- 2013 – 280 million.
- 2014 – 156 million.
- 2015 – 265 million.
- 2016 – 111 million.
- 2017 – 223 million.
The 2017 harvest ranked third biggest in state history behind 2015 and 2013. In all of those years, pinks were the bulk of the harvest. The smallest but fastest growing of the salmon comprised 80 percent of the catch in 2013, 72 percent in 2015, and 63 percent in 2017.
All of which brings this to the present.
As of the end of the week, the statewide harvest stood at just over 98 million salmon – about half of the 182 million at this time last year. Once again, the biggest missing component is pink salmon.
It may be more than that.
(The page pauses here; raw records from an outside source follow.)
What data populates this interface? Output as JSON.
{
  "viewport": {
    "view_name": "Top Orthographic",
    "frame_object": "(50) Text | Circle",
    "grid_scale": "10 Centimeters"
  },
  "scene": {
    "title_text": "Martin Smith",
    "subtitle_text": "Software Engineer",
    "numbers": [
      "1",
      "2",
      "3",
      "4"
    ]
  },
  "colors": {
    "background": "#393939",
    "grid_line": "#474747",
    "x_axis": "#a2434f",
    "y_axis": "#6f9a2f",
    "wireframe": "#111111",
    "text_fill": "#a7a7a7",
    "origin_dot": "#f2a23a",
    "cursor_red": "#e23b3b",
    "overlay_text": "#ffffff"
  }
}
Bristol Bay, which appears to be isolated from whatever is going on in the Gulf of Alaska from the Panhandle north and west around the coast to Chignik on the Alaska Peninsula, did well on sockeye, but it was a different story most everywhere else.
The returns of sockeye to the Copper River, Cook Inlet and Chignik were generally failures. Chignik never even had a season. The Copper River and Cook Inlet will meet spawning goals, but only because commercial fishing was sharply curtailed.
Some have blamed the year’s faltering returns on The Blob, a huge pool of unusually warm water in the Gulf of Alaska that began forming in 2013 and spread through 2014 and 2015 before beginning to fade in 2016.
The Blob doesn’t explain the oscillations.
Nancy Hillstrand, a Homer, AK-area critic of Alaska’s ocean-ranching pink salmon hatcheries, has a different theory. She has begun talking about a “pink blob,” a wave of hatchery spawned pink and chum salmon about a billion strong dumped into Alaska coastal waters every year.
Lower 48 scientists have been worrying about voracious pinks over grazing the Pacific range for years. Some Alaska fisheries biologists have privately raised similar concerns, and they are now starting to take those views public.
State fisheries biologist Kevin Schaberg, who does research on Kodiak Island where some sockeye runs also faltered this year, on Friday suggested to KMXT radio in Kodiak that food competition could be a problem.
The concern is significant. If pink salmon production has reached the point where pinks go beyond their even-year/odd-year influence on each other and begin influencing all Alaska salmon, Alaska has a problem.
If the hatchery boosting of pink salmon is helping to depress wild salmon populations, Alaska has a bigger problem.
Commercial fishermen who worry about what a possible accident at a possible Pebble mine in the Iliamna Lake region might do to Bristol Bay salmon might want to give some thought to what existing hatcheries could already be doing to Copper River and Cook Inlet salmon.
Seabird researchers Alan Springer from the University of Alaska Fairbanks and independent research Gus van Vliet of Auke Bay have suggested the abundance of pink salmon in the North Pacific now at times controls food supplies that affect both fish and birds.
The influence of pink salmon “during years of high abundance apparently derives from voracious consumption to fuel exceptionally rapid growth in spring–summer of their second year—the mass of maturing fish increases by some 500 percent, from about 300 to 1,500 g, in just 4 mo between March and July when they spawn,” the wrote in a peer-reviewed study published in the Proceedings of the National Academy of Sciences in 2014.
“In years of high abundance, (pinks) now constitute a pelagic consumer front as they return to their spawning rivers, exert top-down control over the open ocean ecosystem by out-competing other species for shared prey resources, and drive major ecological shifts between years of high and low abundance,” they concluded. “Their effect on competing species must be considered in international conservation policies and when developing informed ecosystem-based management strategies.”
“Top-down control over the open ocean ecosystem” has the power to influence everything in the ecosystem. Birds were dying, apparently of starvation, in far Western Alaska again this spring. The 2019 cohort of pink salmon were then moving onto the feeding grounds.
Some were blaming “The Blob” for the bird deaths as others blamed it for missing fish. But the real question here might be “which Blob?”
There appear legitimate reasons to ponder whether the problem is the blob of warm water, the blob of pink salmon or some combination of the two.